Tronc (TRNC) , the third-largest U.S. newspaper company, has walked away from its offer to buy Us Weekly, telling magazine owner Wenner Media on Friday that it decided not to finalize and announce the deal this week, as the companies had planned, several confidential sources with knowledge of the latest developments said.
American Media, familiar to those still perusing supermarket checkout reading options, has quickly re-entered the picture as a suitor. AMI, the owner of the National Enquirer, Star, OK!, Soap Opera Digest and Men's Fitness, will likely close its own deal to buy Us Weekly as soon as this week, according to the same sources, for a purchase price that could reach $100 million.
The parties -- Wenner Media, AMI and Tronc -- all refused comment on the dealmaking.
Tronc shares on Tuesday afternoon were flat at $13.11.
If completed, AMI's purchase of Us Weekly would serve as the latest marker of roil and consolidation in the entertainment/celebrity press. Both The Hollywood Reporter and Billboard remain available for sale by Eldridge Industries, and, of course, Time (TIME) is in the final stages of its auction, the centerpiece of which is People.
Watchers of Tronc and the newspaper industry will see still another reason to marvel at the actions of Tronc Chairman Michael Ferro. He and his executive teams had done rounds of due diligence on Us Weekly over a number of weeks, and agreement was reached on all terms, sources said. Why then did Tronc pull out at the last moment?
Insiders have nothing but speculation. "Maybe Ferro got some feedback after the press of the deal," one source close to the company said. Indeed, at least one longstanding board member voiced his opposition, sources said. It's also possible that Tronc Vice Chairman Patrick Soon-Shiong, who like Ferro has been buying up more of Tronc's shares, didn't support the strategy behind the acquisition.
TheStreet laid out, and raised questions about, that strategy last week. In short, within a global entertainment-centered strategy, Us Weekly was intended to provide Tronc both with more digital audience and more digital revenue. Further, the magazine's robust digital content was to be further distributed through rebuilt Tronc newspapers sites, from the Los Angeles Times to Baltimore Sun.

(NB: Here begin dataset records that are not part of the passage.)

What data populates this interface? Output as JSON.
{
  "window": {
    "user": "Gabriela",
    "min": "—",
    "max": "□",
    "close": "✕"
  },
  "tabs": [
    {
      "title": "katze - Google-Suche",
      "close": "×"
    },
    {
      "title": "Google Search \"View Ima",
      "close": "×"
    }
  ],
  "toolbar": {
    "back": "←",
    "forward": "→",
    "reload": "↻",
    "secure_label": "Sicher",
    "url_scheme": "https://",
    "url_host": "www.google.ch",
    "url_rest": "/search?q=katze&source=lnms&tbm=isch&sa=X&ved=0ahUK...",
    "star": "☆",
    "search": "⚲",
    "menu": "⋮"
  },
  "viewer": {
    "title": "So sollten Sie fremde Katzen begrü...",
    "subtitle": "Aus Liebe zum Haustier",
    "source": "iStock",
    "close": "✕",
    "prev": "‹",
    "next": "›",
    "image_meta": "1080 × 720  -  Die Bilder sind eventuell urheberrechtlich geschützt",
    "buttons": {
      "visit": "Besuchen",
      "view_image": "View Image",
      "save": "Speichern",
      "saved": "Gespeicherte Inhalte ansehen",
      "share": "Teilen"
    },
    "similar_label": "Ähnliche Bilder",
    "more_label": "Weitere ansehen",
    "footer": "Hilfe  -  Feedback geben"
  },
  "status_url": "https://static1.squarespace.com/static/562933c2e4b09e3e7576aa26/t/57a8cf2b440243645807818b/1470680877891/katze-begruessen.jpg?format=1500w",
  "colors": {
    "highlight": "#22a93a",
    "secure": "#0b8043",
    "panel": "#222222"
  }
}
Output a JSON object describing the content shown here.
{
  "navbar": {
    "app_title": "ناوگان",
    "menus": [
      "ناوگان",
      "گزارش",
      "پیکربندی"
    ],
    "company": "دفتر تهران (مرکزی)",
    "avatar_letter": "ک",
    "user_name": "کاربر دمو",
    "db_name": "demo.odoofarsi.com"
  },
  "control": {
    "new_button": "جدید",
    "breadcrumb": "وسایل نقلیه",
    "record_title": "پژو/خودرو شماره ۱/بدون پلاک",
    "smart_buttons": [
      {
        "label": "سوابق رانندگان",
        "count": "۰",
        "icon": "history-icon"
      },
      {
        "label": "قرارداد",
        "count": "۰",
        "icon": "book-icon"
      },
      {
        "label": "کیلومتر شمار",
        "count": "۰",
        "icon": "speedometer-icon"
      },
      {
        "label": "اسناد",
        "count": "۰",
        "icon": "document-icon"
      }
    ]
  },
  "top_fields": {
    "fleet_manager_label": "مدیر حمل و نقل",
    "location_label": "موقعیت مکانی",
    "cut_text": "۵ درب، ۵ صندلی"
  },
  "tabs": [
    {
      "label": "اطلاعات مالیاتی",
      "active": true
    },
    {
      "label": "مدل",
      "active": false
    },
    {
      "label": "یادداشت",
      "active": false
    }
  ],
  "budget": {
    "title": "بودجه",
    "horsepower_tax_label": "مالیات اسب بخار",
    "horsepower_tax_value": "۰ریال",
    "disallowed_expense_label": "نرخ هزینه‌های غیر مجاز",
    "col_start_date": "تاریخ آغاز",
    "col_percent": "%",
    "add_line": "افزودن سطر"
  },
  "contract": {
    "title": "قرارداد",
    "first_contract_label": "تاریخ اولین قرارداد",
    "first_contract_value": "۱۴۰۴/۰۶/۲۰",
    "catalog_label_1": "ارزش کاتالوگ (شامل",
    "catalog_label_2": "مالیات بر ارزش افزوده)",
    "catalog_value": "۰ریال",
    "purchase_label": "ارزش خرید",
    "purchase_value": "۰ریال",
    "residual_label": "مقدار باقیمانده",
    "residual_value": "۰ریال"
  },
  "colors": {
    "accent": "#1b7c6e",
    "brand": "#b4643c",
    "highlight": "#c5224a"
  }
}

Ferro and his executive team may have one more reason for walking away. The company has said it is in the hunt for additional acquisitions this year; those could cost three to four times the price of Us Weekly. Tronc closed 2016 with about $200 million in cash, so it may be shepherding some of that for other deals.